- INFORMATION
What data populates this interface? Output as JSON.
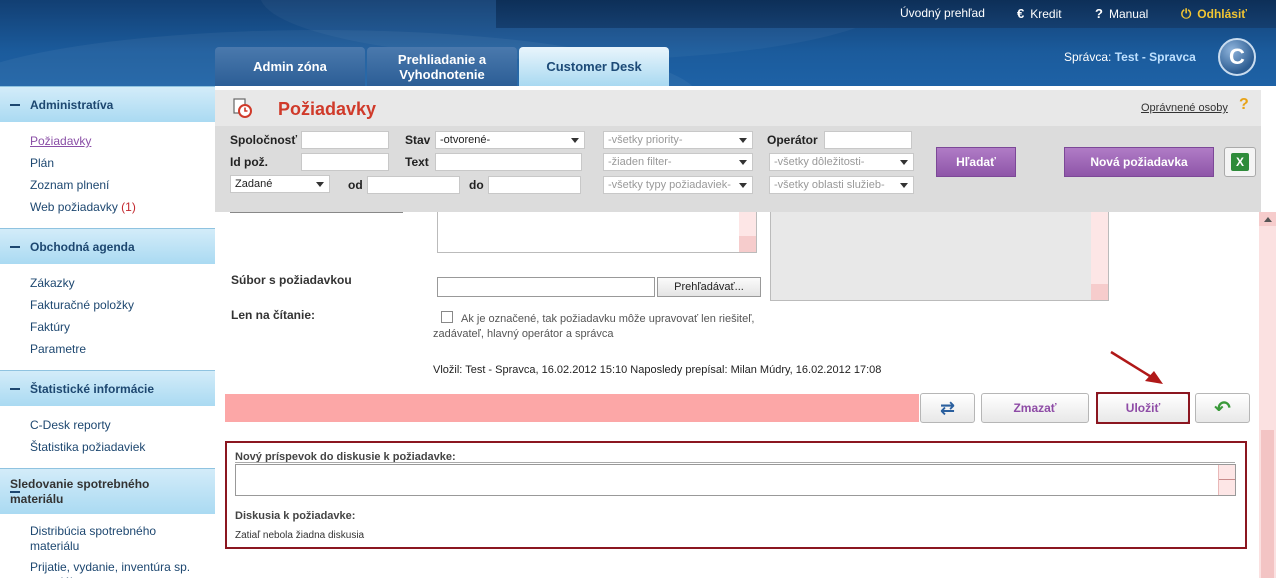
{
  "header": {
    "top_links": [
      {
        "label": "Úvodný prehľad",
        "icon": ""
      },
      {
        "label": "Kredit",
        "icon": "euro-icon"
      },
      {
        "label": "Manual",
        "icon": "question-icon"
      },
      {
        "label": "Odhlásiť",
        "icon": "power-icon"
      }
    ],
    "tabs": [
      {
        "label": "Admin zóna"
      },
      {
        "label": "Prehliadanie a Vyhodnotenie"
      },
      {
        "label": "Customer Desk"
      }
    ],
    "user_prefix": "Správca:",
    "user_name": "Test - Spravca",
    "logo_letter": "C"
  },
  "sidebar": {
    "sections": [
      {
        "title": "Administratíva",
        "items": [
          {
            "label": "Požiadavky"
          },
          {
            "label": "Plán"
          },
          {
            "label": "Zoznam plnení"
          },
          {
            "label": "Web požiadavky",
            "count": "(1)"
          }
        ]
      },
      {
        "title": "Obchodná agenda",
        "items": [
          {
            "label": "Zákazky"
          },
          {
            "label": "Fakturačné položky"
          },
          {
            "label": "Faktúry"
          },
          {
            "label": "Parametre"
          }
        ]
      },
      {
        "title": "Štatistické informácie",
        "items": [
          {
            "label": "C-Desk reporty"
          },
          {
            "label": "Štatistika požiadaviek"
          }
        ]
      },
      {
        "title": "Sledovanie spotrebného materiálu",
        "items": [
          {
            "label": "Distribúcia spotrebného materiálu"
          },
          {
            "label": "Prijatie, vydanie, inventúra sp. materiálu"
          }
        ]
      }
    ]
  },
  "main": {
    "title": "Požiadavky",
    "authorized_link": "Oprávnené osoby",
    "help": "?",
    "filters": {
      "company_label": "Spoločnosť",
      "status_label": "Stav",
      "status_value": "-otvorené-",
      "priority_value": "-všetky priority-",
      "operator_label": "Operátor",
      "id_label": "Id pož.",
      "text_label": "Text",
      "filter_value": "-žiaden filter-",
      "importance_value": "-všetky dôležitosti-",
      "date_type_value": "Zadané",
      "from_label": "od",
      "to_label": "do",
      "type_value": "-všetky typy požiadaviek-",
      "area_value": "-všetky oblasti služieb-",
      "search_button": "Hľadať",
      "new_button": "Nová požiadavka",
      "excel": "X"
    },
    "form": {
      "file_label": "Súbor s požiadavkou",
      "browse_button": "Prehľadávať...",
      "readonly_label": "Len na čítanie:",
      "readonly_text": "Ak je označené, tak požiadavku môže upravovať len riešiteľ, zadávateľ, hlavný operátor a správca",
      "meta": "Vložil: Test - Spravca, 16.02.2012 15:10   Naposledy prepísal: Milan Múdry, 16.02.2012 17:08",
      "delete_button": "Zmazať",
      "save_button": "Uložiť"
    },
    "discussion": {
      "new_label": "Nový príspevok do diskusie k požiadavke:",
      "list_label": "Diskusia k požiadavke:",
      "empty_text": "Zatiaľ nebola žiadna diskusia"
    }
  }
}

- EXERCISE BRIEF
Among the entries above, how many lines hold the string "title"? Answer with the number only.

- RESPONSE TO THIS EXERCISE
5